The money was not slashed. It was moved because it had not been used.

It was slashed, not moved. Investment in initiatives to reduce the school drop-out rate was reduced by €6 million. Money was promised but now it is gone.

It was surplus to requirements and was moved.

It is the Minister for Education and Science's responsibility to ensure these initiatives are up and running and he is not doing so.

There are also serious problems in terms of the career guidance that is available to students who remain in second level education. In 1983 there was one career guidance counsellor for every 250 students and few third level courses were on offer. The institutes of technology infrastructure had not been developed.
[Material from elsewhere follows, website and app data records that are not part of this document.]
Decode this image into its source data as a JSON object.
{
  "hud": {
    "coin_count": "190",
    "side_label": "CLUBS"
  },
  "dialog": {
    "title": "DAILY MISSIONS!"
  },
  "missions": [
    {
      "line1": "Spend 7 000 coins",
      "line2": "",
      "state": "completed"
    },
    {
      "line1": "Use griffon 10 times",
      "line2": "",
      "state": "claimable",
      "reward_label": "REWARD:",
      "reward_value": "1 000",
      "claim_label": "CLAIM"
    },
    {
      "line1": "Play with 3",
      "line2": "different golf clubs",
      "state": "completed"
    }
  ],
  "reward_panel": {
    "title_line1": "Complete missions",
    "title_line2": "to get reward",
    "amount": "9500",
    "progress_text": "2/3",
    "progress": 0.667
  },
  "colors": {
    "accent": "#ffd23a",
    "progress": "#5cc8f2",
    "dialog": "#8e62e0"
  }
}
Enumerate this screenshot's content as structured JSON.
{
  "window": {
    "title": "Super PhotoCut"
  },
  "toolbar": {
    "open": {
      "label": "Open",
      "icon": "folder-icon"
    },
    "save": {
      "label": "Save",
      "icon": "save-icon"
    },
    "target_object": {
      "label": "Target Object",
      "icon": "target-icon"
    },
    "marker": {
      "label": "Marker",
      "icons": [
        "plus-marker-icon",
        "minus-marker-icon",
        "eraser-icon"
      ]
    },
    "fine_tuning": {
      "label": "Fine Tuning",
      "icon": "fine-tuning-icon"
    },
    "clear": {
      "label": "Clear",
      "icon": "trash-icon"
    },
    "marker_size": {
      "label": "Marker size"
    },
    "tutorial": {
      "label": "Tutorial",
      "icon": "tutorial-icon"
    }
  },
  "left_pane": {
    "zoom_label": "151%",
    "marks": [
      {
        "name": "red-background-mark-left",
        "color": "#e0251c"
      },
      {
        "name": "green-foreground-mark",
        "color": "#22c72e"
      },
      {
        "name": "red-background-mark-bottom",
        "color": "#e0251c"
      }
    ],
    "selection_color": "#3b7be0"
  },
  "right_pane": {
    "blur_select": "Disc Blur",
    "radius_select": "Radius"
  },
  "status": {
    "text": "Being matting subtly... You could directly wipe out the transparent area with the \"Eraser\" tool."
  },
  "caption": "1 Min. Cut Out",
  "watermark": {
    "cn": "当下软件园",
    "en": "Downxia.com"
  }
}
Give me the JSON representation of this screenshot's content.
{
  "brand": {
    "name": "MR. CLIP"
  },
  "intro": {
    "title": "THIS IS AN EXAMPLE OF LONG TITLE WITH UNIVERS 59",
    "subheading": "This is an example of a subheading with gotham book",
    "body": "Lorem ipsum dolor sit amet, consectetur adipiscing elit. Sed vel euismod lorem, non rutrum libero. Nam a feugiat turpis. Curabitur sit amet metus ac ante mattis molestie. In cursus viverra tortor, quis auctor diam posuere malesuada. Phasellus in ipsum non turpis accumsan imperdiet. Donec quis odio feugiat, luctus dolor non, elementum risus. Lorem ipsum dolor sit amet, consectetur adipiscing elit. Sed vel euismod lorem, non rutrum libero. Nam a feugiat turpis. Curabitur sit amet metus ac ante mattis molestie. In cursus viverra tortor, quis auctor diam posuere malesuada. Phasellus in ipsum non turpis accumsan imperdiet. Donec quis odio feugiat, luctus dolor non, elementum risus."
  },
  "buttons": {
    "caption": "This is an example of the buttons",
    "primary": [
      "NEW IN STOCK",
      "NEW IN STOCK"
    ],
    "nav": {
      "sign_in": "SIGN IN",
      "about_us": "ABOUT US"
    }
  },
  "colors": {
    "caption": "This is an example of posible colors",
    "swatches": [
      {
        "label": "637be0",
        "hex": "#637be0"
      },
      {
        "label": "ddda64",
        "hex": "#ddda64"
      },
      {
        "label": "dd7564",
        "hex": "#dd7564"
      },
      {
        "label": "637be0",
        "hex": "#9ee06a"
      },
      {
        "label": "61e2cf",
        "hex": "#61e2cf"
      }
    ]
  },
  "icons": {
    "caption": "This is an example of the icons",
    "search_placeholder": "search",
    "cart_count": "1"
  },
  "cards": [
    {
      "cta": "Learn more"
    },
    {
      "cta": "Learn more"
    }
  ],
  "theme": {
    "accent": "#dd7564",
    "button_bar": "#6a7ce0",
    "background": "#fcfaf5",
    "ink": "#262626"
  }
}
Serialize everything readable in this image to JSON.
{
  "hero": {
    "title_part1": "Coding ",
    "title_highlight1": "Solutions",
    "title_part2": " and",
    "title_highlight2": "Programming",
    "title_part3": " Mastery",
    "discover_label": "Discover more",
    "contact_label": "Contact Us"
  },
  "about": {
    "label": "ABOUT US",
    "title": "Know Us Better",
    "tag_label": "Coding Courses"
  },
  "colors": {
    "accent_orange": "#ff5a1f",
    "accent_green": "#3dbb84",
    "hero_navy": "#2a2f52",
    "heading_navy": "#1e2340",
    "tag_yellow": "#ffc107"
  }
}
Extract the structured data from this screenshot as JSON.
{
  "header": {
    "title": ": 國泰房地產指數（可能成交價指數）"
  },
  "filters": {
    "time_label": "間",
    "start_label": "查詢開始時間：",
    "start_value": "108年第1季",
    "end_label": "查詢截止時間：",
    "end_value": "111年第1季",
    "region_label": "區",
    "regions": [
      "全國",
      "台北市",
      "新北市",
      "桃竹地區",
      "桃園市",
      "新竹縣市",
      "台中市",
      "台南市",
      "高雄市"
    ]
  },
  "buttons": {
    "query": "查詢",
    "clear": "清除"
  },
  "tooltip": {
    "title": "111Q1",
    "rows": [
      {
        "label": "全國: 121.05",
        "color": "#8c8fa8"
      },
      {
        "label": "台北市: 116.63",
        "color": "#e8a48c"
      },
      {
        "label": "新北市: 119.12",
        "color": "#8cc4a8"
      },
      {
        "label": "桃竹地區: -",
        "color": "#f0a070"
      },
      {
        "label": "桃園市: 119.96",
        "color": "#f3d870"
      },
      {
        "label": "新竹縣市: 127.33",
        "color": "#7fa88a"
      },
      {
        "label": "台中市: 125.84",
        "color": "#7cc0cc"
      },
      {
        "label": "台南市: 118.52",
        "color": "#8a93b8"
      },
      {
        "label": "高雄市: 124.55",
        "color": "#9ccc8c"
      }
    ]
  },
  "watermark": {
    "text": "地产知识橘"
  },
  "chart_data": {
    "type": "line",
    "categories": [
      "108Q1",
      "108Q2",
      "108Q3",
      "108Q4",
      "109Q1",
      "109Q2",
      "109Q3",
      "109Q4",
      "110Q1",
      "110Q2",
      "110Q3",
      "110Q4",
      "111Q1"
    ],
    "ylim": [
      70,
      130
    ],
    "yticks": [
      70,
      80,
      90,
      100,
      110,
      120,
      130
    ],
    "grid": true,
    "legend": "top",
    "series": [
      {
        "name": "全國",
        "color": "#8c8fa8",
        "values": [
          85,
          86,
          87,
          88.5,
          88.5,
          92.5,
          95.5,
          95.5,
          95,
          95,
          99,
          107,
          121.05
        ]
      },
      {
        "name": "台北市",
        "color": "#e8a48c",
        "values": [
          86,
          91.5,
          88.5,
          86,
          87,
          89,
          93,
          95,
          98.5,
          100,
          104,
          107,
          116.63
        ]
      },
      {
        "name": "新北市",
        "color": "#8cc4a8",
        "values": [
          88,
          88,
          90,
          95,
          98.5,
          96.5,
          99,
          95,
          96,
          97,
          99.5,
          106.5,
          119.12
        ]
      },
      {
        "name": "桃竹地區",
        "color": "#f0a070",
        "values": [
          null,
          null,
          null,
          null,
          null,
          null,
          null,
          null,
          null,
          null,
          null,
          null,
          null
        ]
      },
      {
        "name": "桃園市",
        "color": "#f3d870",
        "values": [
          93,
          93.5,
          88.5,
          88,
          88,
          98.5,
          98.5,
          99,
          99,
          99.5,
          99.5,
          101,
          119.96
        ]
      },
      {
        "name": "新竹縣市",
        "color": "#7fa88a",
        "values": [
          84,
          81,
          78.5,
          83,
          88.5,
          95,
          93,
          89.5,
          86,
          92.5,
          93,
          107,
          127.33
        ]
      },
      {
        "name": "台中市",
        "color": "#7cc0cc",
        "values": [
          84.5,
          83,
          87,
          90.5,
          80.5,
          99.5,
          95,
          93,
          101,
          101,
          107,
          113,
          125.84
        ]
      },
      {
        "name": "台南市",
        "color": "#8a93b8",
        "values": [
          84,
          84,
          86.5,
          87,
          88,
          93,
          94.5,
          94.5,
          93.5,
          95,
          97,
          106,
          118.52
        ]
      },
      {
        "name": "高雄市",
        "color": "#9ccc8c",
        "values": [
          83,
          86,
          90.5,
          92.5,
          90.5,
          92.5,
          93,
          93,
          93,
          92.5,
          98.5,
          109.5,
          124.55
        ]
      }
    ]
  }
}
However, there are now hundreds of courses available, including PLC and apprenticeship courses, and there are more third level institutions, yet there is only one career guidance counsellor for every 500 students. This makes no sense and this issue must be addressed if people from disadvantaged backgrounds are to have a chance of making it to third level. They need more assistance in selecting courses that are suited to them because they receive little currently.

The 24% reduction in funding for universities and the 33% reduction in funding for capital projects in institutes of technology are also having a seriously negative effect. The reduction in funding for institutes of technology is particularly harsh given that statistics show that people from disadvantaged backgrounds are more likely to attend these institutions.

Did the Minister know it was as bad as that? It is shocking.

Many savings could be made in universities and those who know anything about them would accept that.

The Government is trying to shut down the education system.

Whatever savings can be made need to be made. I referred to capital. Contracts have been signed between third level institutions and individuals to carry out research that is vital to the future of the economy but these people have not been provided with the physical space in which to work or the equipment with which to work.

Debate adjourned.